__EXERCISE DATA__
*** Block opens ***

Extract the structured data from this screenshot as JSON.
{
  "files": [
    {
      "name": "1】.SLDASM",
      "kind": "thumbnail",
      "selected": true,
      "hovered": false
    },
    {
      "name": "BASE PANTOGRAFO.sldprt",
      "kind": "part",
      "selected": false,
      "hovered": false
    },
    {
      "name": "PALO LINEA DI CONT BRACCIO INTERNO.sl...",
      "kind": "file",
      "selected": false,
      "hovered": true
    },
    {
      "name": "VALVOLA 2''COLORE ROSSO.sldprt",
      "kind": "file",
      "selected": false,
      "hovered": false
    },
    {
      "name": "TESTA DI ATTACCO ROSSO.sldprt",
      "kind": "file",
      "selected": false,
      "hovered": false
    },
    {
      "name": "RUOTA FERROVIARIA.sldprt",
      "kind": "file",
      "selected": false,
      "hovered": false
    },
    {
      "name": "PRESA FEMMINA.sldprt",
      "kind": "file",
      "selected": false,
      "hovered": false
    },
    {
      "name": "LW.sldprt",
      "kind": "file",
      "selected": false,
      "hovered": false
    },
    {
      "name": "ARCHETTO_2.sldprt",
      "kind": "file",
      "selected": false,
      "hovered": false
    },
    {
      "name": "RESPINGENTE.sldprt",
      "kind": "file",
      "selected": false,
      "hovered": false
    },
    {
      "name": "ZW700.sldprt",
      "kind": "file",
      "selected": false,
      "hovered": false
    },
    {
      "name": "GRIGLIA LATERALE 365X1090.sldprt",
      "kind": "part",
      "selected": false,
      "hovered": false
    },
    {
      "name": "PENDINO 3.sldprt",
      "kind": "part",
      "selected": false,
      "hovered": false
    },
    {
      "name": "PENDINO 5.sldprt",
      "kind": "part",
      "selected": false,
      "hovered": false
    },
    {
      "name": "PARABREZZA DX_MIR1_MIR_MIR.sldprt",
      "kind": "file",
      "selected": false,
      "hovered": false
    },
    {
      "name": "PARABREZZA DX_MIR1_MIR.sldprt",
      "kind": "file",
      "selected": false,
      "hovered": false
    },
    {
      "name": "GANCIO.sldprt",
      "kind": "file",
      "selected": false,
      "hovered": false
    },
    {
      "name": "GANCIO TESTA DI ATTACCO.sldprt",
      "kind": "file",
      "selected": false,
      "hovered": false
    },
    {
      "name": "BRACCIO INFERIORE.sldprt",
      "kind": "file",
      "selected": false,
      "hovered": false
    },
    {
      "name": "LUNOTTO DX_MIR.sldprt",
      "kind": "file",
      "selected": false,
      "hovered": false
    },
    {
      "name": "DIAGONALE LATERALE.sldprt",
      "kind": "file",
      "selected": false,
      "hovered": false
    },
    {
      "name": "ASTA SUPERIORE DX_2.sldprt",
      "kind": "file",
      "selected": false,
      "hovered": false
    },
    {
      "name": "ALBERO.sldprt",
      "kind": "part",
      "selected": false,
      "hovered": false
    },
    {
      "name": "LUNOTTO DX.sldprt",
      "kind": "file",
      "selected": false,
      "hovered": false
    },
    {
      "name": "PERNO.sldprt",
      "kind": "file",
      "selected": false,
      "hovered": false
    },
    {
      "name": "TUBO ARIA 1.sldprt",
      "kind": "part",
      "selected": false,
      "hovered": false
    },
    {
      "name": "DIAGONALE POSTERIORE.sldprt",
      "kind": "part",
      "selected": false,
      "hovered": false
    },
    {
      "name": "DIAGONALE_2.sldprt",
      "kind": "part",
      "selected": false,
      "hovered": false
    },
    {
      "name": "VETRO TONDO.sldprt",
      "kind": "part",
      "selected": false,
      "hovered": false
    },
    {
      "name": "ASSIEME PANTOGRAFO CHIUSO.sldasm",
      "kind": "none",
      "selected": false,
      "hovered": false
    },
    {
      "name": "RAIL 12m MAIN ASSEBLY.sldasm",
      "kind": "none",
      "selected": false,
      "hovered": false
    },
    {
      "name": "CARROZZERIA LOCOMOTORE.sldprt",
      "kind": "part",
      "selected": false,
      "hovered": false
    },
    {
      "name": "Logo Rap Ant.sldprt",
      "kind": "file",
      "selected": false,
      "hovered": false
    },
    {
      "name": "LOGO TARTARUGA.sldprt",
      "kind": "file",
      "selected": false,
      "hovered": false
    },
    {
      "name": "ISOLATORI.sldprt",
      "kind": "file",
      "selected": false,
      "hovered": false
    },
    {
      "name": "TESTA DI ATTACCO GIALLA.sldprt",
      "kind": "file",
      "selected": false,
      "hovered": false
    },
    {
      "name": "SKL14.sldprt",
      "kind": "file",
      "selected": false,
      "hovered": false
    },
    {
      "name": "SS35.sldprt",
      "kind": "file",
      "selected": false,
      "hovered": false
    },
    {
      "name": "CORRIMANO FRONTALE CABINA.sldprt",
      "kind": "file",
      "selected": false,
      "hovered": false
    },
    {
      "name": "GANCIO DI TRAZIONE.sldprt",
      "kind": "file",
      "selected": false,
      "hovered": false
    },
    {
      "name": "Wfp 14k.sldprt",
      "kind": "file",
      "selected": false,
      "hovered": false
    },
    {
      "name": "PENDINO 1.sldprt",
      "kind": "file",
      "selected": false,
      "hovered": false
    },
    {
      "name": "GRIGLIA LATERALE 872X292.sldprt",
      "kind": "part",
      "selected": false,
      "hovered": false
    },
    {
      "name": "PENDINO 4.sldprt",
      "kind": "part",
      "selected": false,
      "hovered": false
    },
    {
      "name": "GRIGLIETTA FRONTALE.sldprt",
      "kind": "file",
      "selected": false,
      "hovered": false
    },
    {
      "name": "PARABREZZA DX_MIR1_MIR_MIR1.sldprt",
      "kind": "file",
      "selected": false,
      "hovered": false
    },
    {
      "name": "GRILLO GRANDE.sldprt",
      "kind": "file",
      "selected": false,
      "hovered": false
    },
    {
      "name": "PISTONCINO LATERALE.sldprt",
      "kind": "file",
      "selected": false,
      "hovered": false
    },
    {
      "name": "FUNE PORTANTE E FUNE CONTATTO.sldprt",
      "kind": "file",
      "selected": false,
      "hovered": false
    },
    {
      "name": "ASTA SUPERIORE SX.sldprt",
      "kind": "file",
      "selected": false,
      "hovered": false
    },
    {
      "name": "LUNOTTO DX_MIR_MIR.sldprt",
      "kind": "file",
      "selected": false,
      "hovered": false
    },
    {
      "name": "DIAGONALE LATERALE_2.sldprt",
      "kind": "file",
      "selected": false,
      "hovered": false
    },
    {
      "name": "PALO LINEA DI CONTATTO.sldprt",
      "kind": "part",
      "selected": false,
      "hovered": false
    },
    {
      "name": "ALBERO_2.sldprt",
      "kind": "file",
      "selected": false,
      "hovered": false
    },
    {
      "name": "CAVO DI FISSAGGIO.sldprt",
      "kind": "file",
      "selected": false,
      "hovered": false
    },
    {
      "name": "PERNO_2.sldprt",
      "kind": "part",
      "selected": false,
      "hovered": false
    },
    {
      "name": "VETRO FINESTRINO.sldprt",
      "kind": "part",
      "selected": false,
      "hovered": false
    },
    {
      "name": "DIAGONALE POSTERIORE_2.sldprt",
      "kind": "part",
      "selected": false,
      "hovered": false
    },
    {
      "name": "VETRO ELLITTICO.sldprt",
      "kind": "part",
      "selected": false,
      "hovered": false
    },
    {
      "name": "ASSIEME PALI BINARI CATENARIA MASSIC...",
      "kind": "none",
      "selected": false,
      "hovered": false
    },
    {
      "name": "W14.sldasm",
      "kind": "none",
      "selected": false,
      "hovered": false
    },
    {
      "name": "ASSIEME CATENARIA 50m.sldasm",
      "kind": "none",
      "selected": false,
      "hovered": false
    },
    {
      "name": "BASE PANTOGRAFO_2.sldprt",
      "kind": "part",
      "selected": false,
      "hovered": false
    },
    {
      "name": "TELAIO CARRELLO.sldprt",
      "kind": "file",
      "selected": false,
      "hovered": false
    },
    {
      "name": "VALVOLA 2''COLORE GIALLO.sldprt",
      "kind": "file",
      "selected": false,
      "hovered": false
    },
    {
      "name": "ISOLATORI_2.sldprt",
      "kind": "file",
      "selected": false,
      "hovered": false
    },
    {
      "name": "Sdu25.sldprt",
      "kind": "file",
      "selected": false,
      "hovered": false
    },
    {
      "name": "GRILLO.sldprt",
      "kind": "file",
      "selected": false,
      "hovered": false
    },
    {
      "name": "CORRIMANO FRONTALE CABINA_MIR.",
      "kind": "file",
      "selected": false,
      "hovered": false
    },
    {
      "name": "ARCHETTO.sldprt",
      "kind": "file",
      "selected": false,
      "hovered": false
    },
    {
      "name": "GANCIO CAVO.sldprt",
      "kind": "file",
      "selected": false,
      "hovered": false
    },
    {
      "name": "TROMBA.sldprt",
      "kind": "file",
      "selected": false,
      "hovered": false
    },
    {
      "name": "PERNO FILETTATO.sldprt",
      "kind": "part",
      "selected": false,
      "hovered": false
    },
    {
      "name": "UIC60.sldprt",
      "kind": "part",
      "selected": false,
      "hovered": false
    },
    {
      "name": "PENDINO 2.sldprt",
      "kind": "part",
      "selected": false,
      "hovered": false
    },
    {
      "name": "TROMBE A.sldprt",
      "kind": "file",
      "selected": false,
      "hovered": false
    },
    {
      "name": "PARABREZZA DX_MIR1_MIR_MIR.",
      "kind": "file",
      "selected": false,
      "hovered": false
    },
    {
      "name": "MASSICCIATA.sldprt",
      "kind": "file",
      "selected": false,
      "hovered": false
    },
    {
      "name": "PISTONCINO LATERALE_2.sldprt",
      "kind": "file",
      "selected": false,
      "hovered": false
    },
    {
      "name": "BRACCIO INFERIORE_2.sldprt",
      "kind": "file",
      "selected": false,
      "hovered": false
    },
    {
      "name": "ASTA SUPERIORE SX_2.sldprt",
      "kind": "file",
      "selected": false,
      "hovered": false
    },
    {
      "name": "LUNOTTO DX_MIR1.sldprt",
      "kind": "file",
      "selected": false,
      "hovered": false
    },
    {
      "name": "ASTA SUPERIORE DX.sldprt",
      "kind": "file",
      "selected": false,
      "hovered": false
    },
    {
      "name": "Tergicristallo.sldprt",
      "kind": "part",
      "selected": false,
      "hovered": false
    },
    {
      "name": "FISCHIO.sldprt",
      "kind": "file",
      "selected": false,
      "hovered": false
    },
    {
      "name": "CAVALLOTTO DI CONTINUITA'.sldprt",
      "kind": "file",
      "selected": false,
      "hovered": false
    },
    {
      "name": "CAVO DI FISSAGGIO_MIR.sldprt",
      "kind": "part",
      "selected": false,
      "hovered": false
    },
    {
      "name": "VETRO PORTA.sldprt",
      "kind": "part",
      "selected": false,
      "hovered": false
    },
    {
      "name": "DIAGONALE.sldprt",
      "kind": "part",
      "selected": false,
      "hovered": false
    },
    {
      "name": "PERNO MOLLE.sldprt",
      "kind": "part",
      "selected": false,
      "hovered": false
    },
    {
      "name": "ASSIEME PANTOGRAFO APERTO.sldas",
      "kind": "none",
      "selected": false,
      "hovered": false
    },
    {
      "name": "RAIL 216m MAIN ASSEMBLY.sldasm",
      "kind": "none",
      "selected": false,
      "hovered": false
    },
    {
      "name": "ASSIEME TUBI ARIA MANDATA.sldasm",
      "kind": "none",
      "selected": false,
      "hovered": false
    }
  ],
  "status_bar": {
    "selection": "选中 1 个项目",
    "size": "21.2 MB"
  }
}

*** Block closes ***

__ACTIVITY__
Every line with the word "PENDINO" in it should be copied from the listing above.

__EXERCISE ANSWER__
      "name": "PENDINO 3.sldprt",
      "name": "PENDINO 5.sldprt",
      "name": "PENDINO 1.sldprt",
      "name": "PENDINO 4.sldprt",
      "name": "PENDINO 2.sldprt",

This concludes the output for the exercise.